We are just under two weeks away from the third year of the College Football Playoff and it is already clear that the playoff is a drastic improvement over the BCS system of yesteryear (Google “BCS Controversies” and try reading the Wikipedia page in a single sitting). When you’re coming from a system where you have a championship game, but can still have two teams declared National Champion (see LSU and USC, 2003), any sort of playoff will be seen as an upgrade. However, year three has revealed that there is a need for change if the Selection Committee wants to avoid the same negative reputation the BCS developed.

Fan bases from across the country are wondering aloud what it takes to get into the playoff.  This starts with #5 Penn State. After an unexpected run from unranked in the preseason to Big Ten champion, even a birth in the Rose Bowl is a huge win for a program that some pundits (looking at you Stephen A.) said should cease to exist following their scandal that broke some five years ago.
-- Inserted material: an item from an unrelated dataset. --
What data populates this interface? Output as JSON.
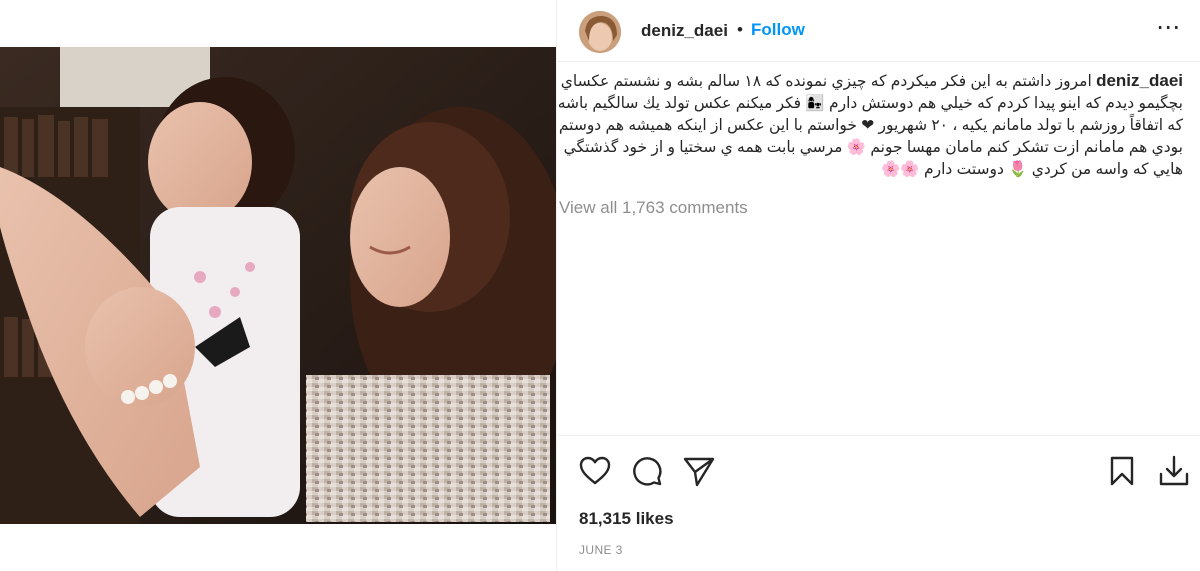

But many fans in Happy Valley have been left wanting more after the team won its last 9 games, including handing #3 Ohio State its only loss, and capped off the season as champions of this year’s toughest conference in football. The same cries are coming from the fans in Southern California where the #9 team in the country finished as one of the hottest teams in football. You’d be hard pressed to find four teams that were, without a doubt, better than USC at the end of the season. Even the fans in Norman, Oklahoma feel they have a case when you consider that they had a far superior strength of schedule to #4 Washington and went undefeated in conference play, taking home the Big 12 Championship.

The basis behind the outrage? The lack of clarity behind the rankings that was delivered by Kirby Hocutt, Chairman of the CFP Selection Committee, and his weekly soliloquies that often left America more frustrated than educated. The way I see it, the committee has three options to improve the system in future years:

  • Option I: Keep the four-team playoff, but clarify the criteria

If the committee is concerned that adding teams to the playoff is going to diminish the product, then keeping four teams is a reasonable option, but there needs to be a better description given to fans about what qualifies a team for the playoff. The committee sent a message this year that winning your conference isn’t necessary to get into the playoff by keeping out conference champions Penn State and Oklahoma in favor of at-large Ohio State. It also sent a message that having a strong out of conference schedule isn’t as important as winning all of your games when Washington was included in the playoffs over the Nittany Lions and Sooners.  Washington’s out of conference strength of schedule ranked 69th, while Penn State and Oklahoma ranked 9th and 1st respectively. If the committee has made the conscious decision that the four teams with the best record from Power 5 conferences (SEC, ACC, Big Ten, Big 12, Pac 12) get in to the playoff then so be it, but let the country know so teams can adjust their schedules moving forward.

  • Option II: Move to a six team playoff where the top two seeds get a bye

If the committee wants to significantly reduce the backlash it receives when the final selection is made, they will increase the number of teams that make the playoff.  The simple resolution here is each Power 5 conference champ gets in along with one wild card spot. With this year’s teams, Alabama and Clemson would get byes, while Washington, Penn State, Oklahoma, and Ohio State would play in the first round. It would be difficult to choose any team other than Ohio State for this hypothetical wild card. When you require a conference championship but leave room for one additional team to get in, the emphasis will shift from which teams get in to the games themselves.

  • Option III: Say it with me. Eight. Team. Playoff.

The third option and my personal favorite, the eight team playoff. Five conference champions, three wild card teams. Can you imagine the drama when you have Alabama, Clemson, Washington, Penn State, Oklahoma, Ohio State, Michigan, and probably USC playing in an Elite Eight? Quarterfinals played on Christmas Eve and Christmas Day. Semifinals played on New Year’s Eve and New Year’s Day. *Cue vine of Shia LeBeouf pleading “Just Do It”*

I don’t care how the committee chooses to improve their playoff moving forward as long as when week 10 concludes next season and the first CFP ranking is revealed, I don’t have to listen to Mr. Hocutt stroll onto ESPN and proclaim “we are here to select the four best teams in the country”. One more interview like that and I might just lose my shit.